**WORK TASK:** Retype each line below without a single alteration.

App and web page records
--------------------------------

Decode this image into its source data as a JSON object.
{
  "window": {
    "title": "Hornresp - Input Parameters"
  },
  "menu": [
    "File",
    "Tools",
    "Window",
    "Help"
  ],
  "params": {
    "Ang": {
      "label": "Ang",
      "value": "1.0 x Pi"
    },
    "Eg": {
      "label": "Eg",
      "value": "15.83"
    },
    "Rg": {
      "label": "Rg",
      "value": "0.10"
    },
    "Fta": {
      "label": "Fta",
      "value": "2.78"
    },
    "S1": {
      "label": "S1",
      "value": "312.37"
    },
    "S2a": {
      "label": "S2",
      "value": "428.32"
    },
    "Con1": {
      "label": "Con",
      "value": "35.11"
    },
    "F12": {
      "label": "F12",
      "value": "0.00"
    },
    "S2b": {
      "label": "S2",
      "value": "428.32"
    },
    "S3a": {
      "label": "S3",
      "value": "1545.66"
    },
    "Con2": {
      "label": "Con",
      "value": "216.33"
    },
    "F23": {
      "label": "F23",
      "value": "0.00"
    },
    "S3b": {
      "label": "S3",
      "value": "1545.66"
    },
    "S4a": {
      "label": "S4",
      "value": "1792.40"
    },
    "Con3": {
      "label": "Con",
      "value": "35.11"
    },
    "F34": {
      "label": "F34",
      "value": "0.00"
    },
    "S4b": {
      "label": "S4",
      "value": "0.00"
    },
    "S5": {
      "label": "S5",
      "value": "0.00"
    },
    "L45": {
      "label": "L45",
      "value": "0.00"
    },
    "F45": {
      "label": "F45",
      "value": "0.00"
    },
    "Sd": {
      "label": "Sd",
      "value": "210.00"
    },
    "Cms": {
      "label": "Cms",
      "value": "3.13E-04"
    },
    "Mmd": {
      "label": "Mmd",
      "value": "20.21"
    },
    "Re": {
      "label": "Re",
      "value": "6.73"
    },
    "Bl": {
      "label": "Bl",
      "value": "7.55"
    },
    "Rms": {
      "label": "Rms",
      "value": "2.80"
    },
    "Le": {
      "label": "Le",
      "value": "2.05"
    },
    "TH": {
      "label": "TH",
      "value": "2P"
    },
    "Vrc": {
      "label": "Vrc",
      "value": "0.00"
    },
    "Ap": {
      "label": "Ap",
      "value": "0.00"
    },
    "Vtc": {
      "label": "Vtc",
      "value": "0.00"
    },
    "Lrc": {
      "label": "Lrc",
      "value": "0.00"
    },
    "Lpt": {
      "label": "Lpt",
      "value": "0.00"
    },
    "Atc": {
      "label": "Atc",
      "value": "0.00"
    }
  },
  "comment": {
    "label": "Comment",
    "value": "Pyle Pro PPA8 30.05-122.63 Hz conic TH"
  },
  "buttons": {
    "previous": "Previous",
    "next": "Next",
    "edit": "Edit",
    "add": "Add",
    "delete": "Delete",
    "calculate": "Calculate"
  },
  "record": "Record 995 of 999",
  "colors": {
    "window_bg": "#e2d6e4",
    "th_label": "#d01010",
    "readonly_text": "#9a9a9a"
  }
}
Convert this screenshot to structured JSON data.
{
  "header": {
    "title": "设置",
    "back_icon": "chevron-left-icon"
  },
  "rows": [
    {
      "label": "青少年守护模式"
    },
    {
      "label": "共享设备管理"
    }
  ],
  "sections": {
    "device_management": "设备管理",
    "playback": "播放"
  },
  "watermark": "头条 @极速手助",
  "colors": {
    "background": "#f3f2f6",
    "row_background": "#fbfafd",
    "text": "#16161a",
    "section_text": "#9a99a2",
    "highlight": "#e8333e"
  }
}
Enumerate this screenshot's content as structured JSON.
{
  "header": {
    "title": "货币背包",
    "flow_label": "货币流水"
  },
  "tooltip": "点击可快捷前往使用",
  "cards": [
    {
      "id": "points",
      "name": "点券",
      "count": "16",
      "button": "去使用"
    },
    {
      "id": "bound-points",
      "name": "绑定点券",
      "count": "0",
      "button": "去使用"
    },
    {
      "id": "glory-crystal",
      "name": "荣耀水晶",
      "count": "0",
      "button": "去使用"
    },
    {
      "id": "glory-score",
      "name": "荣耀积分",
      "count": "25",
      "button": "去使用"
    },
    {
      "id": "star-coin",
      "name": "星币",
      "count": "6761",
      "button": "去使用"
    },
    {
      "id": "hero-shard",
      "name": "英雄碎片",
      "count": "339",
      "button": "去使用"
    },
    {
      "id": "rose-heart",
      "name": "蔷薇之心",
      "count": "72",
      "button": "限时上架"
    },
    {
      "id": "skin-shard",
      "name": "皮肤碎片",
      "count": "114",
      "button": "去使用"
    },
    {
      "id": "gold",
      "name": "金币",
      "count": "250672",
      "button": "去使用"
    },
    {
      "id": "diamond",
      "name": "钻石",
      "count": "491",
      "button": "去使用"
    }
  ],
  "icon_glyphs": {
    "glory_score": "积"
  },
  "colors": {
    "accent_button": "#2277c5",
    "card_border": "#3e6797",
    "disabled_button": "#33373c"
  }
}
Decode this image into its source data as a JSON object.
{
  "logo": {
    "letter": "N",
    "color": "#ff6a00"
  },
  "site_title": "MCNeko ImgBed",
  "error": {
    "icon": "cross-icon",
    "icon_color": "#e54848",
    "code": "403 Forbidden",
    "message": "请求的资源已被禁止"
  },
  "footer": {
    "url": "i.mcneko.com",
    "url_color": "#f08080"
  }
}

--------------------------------

**OUTPUT OF THE TASK:**
Decode this image into its source data as a JSON object.
{
  "window": {
    "title": "Hornresp - Input Parameters"
  },
  "menu": [
    "File",
    "Tools",
    "Window",
    "Help"
  ],
  "params": {
    "Ang": {
      "label": "Ang",
      "value": "1.0 x Pi"
    },
    "Eg": {
      "label": "Eg",
      "value": "15.83"
    },
    "Rg": {
      "label": "Rg",
      "value": "0.10"
    },
    "Fta": {
      "label": "Fta",
      "value": "2.78"
    },
    "S1": {
      "label": "S1",
      "value": "312.37"
    },
    "S2a": {
      "label": "S2",
      "value": "428.32"
    },
    "Con1": {
      "label": "Con",
      "value": "35.11"
    },
    "F12": {
      "label": "F12",
      "value": "0.00"
    },
    "S2b": {
      "label": "S2",
      "value": "428.32"
    },
    "S3a": {
      "label": "S3",
      "value": "1545.66"
    },
    "Con2": {
      "label": "Con",
      "value": "216.33"
    },
    "F23": {
      "label": "F23",
      "value": "0.00"
    },
    "S3b": {
      "label": "S3",
      "value": "1545.66"
    },
    "S4a": {
      "label": "S4",
      "value": "1792.40"
    },
    "Con3": {
      "label": "Con",
      "value": "35.11"
    },
    "F34": {
      "label": "F34",
      "value": "0.00"
    },
    "S4b": {
      "label": "S4",
      "value": "0.00"
    },
    "S5": {
      "label": "S5",
      "value": "0.00"
    },
    "L45": {
      "label": "L45",
      "value": "0.00"
    },
    "F45": {
      "label": "F45",
      "value": "0.00"
    },
    "Sd": {
      "label": "Sd",
      "value": "210.00"
    },
    "Cms": {
      "label": "Cms",
      "value": "3.13E-04"
    },
    "Mmd": {
      "label": "Mmd",
      "value": "20.21"
    },
    "Re": {
      "label": "Re",
      "value": "6.73"
    },
    "Bl": {
      "label": "Bl",
      "value": "7.55"
    },
    "Rms": {
      "label": "Rms",
      "value": "2.80"
    },
    "Le": {
      "label": "Le",
      "value": "2.05"
    },
    "TH": {
      "label": "TH",
      "value": "2P"
    },
    "Vrc": {
      "label": "Vrc",
      "value": "0.00"
    },
    "Ap": {
      "label": "Ap",
      "value": "0.00"
    },
    "Vtc": {
      "label": "Vtc",
      "value": "0.00"
    },
    "Lrc": {
      "label": "Lrc",
      "value": "0.00"
    },
    "Lpt": {
      "label": "Lpt",
      "value": "0.00"
    },
    "Atc": {
      "label": "Atc",
      "value": "0.00"
    }
  },
  "comment": {
    "label": "Comment",
    "value": "Pyle Pro PPA8 30.05-122.63 Hz conic TH"
  },
  "buttons": {
    "previous": "Previous",
    "next": "Next",
    "edit": "Edit",
    "add": "Add",
    "delete": "Delete",
    "calculate": "Calculate"
  },
  "record": "Record 995 of 999",
  "colors": {
    "window_bg": "#e2d6e4",
    "th_label": "#d01010",
    "readonly_text": "#9a9a9a"
  }
}
Convert this screenshot to structured JSON data.
{
  "header": {
    "title": "设置",
    "back_icon": "chevron-left-icon"
  },
  "rows": [
    {
      "label": "青少年守护模式"
    },
    {
      "label": "共享设备管理"
    }
  ],
  "sections": {
    "device_management": "设备管理",
    "playback": "播放"
  },
  "watermark": "头条 @极速手助",
  "colors": {
    "background": "#f3f2f6",
    "row_background": "#fbfafd",
    "text": "#16161a",
    "section_text": "#9a99a2",
    "highlight": "#e8333e"
  }
}
Enumerate this screenshot's content as structured JSON.
{
  "header": {
    "title": "货币背包",
    "flow_label": "货币流水"
  },
  "tooltip": "点击可快捷前往使用",
  "cards": [
    {
      "id": "points",
      "name": "点券",
      "count": "16",
      "button": "去使用"
    },
    {
      "id": "bound-points",
      "name": "绑定点券",
      "count": "0",
      "button": "去使用"
    },
    {
      "id": "glory-crystal",
      "name": "荣耀水晶",
      "count": "0",
      "button": "去使用"
    },
    {
      "id": "glory-score",
      "name": "荣耀积分",
      "count": "25",
      "button": "去使用"
    },
    {
      "id": "star-coin",
      "name": "星币",
      "count": "6761",
      "button": "去使用"
    },
    {
      "id": "hero-shard",
      "name": "英雄碎片",
      "count": "339",
      "button": "去使用"
    },
    {
      "id": "rose-heart",
      "name": "蔷薇之心",
      "count": "72",
      "button": "限时上架"
    },
    {
      "id": "skin-shard",
      "name": "皮肤碎片",
      "count": "114",
      "button": "去使用"
    },
    {
      "id": "gold",
      "name": "金币",
      "count": "250672",
      "button": "去使用"
    },
    {
      "id": "diamond",
      "name": "钻石",
      "count": "491",
      "button": "去使用"
    }
  ],
  "icon_glyphs": {
    "glory_score": "积"
  },
  "colors": {
    "accent_button": "#2277c5",
    "card_border": "#3e6797",
    "disabled_button": "#33373c"
  }
}
Decode this image into its source data as a JSON object.
{
  "logo": {
    "letter": "N",
    "color": "#ff6a00"
  },
  "site_title": "MCNeko ImgBed",
  "error": {
    "icon": "cross-icon",
    "icon_color": "#e54848",
    "code": "403 Forbidden",
    "message": "请求的资源已被禁止"
  },
  "footer": {
    "url": "i.mcneko.com",
    "url_color": "#f08080"
  }
}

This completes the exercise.